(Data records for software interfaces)
****************************************
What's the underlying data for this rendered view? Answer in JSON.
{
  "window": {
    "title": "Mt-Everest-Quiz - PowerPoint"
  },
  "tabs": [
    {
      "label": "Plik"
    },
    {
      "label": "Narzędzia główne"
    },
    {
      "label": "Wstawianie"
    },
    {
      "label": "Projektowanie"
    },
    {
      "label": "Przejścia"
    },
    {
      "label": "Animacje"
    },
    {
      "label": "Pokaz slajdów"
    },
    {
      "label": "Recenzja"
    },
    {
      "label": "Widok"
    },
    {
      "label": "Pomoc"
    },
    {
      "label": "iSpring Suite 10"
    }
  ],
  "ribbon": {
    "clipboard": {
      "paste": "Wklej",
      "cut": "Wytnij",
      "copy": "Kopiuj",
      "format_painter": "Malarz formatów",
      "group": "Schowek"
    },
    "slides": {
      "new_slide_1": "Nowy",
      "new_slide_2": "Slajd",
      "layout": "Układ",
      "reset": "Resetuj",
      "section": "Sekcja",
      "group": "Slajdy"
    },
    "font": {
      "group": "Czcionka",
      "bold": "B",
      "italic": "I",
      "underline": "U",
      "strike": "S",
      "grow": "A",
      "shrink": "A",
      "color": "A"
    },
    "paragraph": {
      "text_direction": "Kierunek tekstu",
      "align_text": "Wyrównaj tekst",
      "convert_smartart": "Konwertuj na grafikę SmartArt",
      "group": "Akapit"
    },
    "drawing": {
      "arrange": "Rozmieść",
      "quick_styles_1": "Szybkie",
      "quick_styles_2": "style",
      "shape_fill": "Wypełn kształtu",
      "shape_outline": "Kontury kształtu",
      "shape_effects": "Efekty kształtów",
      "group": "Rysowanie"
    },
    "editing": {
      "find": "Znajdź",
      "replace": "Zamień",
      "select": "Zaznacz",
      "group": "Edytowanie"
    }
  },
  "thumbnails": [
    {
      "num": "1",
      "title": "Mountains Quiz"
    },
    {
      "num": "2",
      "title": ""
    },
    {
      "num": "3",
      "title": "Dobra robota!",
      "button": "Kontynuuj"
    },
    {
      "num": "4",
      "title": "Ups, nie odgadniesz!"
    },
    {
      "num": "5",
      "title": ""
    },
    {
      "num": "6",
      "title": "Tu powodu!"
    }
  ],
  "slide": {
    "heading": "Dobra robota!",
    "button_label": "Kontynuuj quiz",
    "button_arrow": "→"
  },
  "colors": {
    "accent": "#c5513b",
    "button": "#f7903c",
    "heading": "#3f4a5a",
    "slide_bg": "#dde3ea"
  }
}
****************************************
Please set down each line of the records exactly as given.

What's the underlying data for this rendered view? Answer in JSON.
{
  "window": {
    "title": "Mt-Everest-Quiz - PowerPoint"
  },
  "tabs": [
    {
      "label": "Plik"
    },
    {
      "label": "Narzędzia główne"
    },
    {
      "label": "Wstawianie"
    },
    {
      "label": "Projektowanie"
    },
    {
      "label": "Przejścia"
    },
    {
      "label": "Animacje"
    },
    {
      "label": "Pokaz slajdów"
    },
    {
      "label": "Recenzja"
    },
    {
      "label": "Widok"
    },
    {
      "label": "Pomoc"
    },
    {
      "label": "iSpring Suite 10"
    }
  ],
  "ribbon": {
    "clipboard": {
      "paste": "Wklej",
      "cut": "Wytnij",
      "copy": "Kopiuj",
      "format_painter": "Malarz formatów",
      "group": "Schowek"
    },
    "slides": {
      "new_slide_1": "Nowy",
      "new_slide_2": "Slajd",
      "layout": "Układ",
      "reset": "Resetuj",
      "section": "Sekcja",
      "group": "Slajdy"
    },
    "font": {
      "group": "Czcionka",
      "bold": "B",
      "italic": "I",
      "underline": "U",
      "strike": "S",
      "grow": "A",
      "shrink": "A",
      "color": "A"
    },
    "paragraph": {
      "text_direction": "Kierunek tekstu",
      "align_text": "Wyrównaj tekst",
      "convert_smartart": "Konwertuj na grafikę SmartArt",
      "group": "Akapit"
    },
    "drawing": {
      "arrange": "Rozmieść",
      "quick_styles_1": "Szybkie",
      "quick_styles_2": "style",
      "shape_fill": "Wypełn kształtu",
      "shape_outline": "Kontury kształtu",
      "shape_effects": "Efekty kształtów",
      "group": "Rysowanie"
    },
    "editing": {
      "find": "Znajdź",
      "replace": "Zamień",
      "select": "Zaznacz",
      "group": "Edytowanie"
    }
  },
  "thumbnails": [
    {
      "num": "1",
      "title": "Mountains Quiz"
    },
    {
      "num": "2",
      "title": ""
    },
    {
      "num": "3",
      "title": "Dobra robota!",
      "button": "Kontynuuj"
    },
    {
      "num": "4",
      "title": "Ups, nie odgadniesz!"
    },
    {
      "num": "5",
      "title": ""
    },
    {
      "num": "6",
      "title": "Tu powodu!"
    }
  ],
  "slide": {
    "heading": "Dobra robota!",
    "button_label": "Kontynuuj quiz",
    "button_arrow": "→"
  },
  "colors": {
    "accent": "#c5513b",
    "button": "#f7903c",
    "heading": "#3f4a5a",
    "slide_bg": "#dde3ea"
  }
}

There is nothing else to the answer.